Commenter: Troy King / Loyal Order of Moose

Impact of 40% NET on Charitable Gaming on Fraternal Organizations

The use of proceeds helps the fraternal organizations maintain a safe environment for members of the local community to gather in other fund raising activities. Base on the current formula the fraternal organization is only left with 10% of the net proceeds to maintain operation. I must confess that, like BINGO, fraternal organization should be required to donate funds raised to support lawful religious, charitable, community, or educational purposes. As written it appear the gaming company still retains the 50% yet the fraternal organization is required to pay based on the total net before the vendor is paid. If the Commonwealth of Virginia is set on 40%, I would ask you to consider assess the vendor 20% and the fraternal organization 20% based on their split? This would still put a burden on the fraternal organization. What I would ask is you to consider 10% from the Fraternal and 10% from the vendor and utilize the same methodology as the 10% UOP for BINGO.

The fraternal organizations utilize their building for the local community to assemble when no other suitable facility are available. The Commonwealth of Virginia leaders may not see the impact of losing a fraternal unit in the community may impact. The funds generated by the organization is not always monetary but in the form of a meeting space, recreational kids sports banquets, local police meetings i.e. Crime Solvers in the TriCity or Hopewell/Prince George/Colonial Heights, Boy Scouts, Girl Scouts, AAU sports not to mention the numerous 501 (C) 3 organization surrounding the organization.

The leadership in the fraternal organizations live and work in the communities surrounding the organization and utilize this as an opportunity to meet various needs that the local governments can’t supply or offset costs. Given the cost of goods, rising energy costs, increase of insurance premiums, cost of maintenance to just list a few it shall be difficult to keep many of the smaller fraternal organization open. This will result in a reduction of gaming facilities to generate funds for religious, charitable, community, or educational purposes.    

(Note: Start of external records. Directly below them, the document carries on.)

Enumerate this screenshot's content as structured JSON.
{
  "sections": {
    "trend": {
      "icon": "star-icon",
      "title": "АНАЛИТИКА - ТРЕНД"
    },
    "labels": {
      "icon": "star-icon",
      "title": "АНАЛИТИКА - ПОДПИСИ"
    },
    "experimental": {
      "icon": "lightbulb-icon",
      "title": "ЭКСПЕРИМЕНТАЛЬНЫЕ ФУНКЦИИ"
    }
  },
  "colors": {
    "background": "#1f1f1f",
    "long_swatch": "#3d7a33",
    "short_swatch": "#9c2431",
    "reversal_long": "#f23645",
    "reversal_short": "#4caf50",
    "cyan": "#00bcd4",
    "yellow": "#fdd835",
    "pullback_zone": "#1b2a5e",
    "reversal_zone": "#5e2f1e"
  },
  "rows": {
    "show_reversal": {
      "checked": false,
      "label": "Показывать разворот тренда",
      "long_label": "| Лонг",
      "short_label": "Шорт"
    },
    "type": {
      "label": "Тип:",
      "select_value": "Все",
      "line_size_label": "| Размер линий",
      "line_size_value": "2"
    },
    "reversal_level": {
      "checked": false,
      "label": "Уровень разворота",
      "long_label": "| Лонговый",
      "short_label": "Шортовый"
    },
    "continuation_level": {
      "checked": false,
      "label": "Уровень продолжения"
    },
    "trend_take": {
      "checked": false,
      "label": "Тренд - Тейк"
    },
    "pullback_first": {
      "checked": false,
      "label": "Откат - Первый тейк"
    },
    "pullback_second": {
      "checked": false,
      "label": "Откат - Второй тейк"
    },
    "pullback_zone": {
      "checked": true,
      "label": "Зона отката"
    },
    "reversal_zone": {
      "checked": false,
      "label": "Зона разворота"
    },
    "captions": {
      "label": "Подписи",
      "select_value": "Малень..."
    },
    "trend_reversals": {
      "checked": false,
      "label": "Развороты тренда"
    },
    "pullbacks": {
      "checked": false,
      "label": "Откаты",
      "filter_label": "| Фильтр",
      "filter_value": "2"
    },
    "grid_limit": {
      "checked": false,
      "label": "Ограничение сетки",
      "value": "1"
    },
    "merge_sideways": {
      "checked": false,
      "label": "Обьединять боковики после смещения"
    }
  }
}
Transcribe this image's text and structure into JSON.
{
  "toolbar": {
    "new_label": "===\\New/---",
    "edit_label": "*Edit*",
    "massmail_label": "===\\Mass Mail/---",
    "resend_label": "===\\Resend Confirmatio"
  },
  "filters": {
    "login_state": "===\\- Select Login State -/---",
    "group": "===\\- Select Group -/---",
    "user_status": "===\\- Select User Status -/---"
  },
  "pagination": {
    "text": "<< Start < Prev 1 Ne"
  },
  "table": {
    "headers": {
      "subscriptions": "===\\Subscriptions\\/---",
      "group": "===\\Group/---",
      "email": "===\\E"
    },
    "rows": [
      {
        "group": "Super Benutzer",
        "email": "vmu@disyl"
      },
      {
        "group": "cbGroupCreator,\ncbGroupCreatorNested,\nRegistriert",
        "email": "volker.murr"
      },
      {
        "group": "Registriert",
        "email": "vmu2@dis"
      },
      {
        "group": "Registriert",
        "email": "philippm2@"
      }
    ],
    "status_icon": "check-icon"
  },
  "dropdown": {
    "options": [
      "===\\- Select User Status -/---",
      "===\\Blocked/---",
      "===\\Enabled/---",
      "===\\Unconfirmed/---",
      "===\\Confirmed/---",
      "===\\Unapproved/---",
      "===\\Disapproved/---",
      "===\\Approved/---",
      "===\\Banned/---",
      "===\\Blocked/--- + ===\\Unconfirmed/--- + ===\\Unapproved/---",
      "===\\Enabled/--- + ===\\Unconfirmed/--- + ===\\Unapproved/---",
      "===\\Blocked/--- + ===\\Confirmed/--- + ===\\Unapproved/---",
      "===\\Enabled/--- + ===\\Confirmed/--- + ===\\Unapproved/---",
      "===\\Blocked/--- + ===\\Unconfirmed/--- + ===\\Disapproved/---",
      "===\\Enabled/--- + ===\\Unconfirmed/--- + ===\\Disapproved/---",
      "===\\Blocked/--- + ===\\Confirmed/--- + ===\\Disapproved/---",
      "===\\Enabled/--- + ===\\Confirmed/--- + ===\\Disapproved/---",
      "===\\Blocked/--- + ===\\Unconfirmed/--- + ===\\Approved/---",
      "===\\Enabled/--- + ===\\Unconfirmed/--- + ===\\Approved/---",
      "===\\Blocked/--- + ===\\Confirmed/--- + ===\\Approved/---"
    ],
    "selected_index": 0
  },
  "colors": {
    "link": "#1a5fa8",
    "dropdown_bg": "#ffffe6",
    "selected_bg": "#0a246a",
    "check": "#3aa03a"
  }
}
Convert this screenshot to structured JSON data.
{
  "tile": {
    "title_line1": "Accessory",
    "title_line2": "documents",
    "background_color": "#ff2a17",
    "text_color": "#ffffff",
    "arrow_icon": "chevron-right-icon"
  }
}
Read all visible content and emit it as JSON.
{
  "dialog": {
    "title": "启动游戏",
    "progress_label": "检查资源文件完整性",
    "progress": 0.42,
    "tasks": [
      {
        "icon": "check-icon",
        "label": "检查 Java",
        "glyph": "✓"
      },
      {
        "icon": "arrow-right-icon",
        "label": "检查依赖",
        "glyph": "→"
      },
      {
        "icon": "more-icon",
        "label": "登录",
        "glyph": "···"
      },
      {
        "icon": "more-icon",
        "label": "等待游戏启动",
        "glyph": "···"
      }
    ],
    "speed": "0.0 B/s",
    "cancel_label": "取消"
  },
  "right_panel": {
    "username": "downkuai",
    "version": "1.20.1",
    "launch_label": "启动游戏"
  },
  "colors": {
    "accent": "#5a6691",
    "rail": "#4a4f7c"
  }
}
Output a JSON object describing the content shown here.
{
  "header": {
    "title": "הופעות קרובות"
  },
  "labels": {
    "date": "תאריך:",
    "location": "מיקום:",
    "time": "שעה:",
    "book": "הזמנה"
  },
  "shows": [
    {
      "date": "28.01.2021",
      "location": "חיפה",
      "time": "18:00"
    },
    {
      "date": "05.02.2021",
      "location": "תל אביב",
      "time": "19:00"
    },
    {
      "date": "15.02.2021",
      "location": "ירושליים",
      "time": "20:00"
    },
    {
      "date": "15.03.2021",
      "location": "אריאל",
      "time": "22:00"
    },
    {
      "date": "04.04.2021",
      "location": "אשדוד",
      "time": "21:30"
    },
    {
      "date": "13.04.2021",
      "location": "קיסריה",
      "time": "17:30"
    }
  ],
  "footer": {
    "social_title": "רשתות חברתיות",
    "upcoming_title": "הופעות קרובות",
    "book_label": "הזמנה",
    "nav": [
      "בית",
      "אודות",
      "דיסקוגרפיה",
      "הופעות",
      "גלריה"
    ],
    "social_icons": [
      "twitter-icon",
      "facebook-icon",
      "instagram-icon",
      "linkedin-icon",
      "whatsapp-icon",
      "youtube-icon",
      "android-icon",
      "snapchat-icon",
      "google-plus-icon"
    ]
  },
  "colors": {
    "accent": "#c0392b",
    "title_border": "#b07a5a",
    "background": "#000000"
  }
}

As it stands now there has been a significant reduction in BINGO with many fraternal organizations no longer conducting BINGO due to low attendance. The cost of doing business through Charitable Gaming may have a third order of effect by fraternal organization eliminating the activity or simply surrendering their charters and closing. The MOOSE has fraternal lodges in the United States of America and Canada under a variety of state and provisional gaming laws. Many are not permitted to conduct any gaming yet they still exist. They exist but their charitable donations are significantly lower than the Commonwealth of Virginia. If that is the intent of our legislative branch, then change nothing and watch the donation decrease and see fraternal organizations close.

Please take into consideration during these hard times families have less to expendable income but are looking for a place to meet, socialize and raise funds for the community as they will continue to struggle to provide for school supplies and recreational activities for their children.    

CommentID: 204084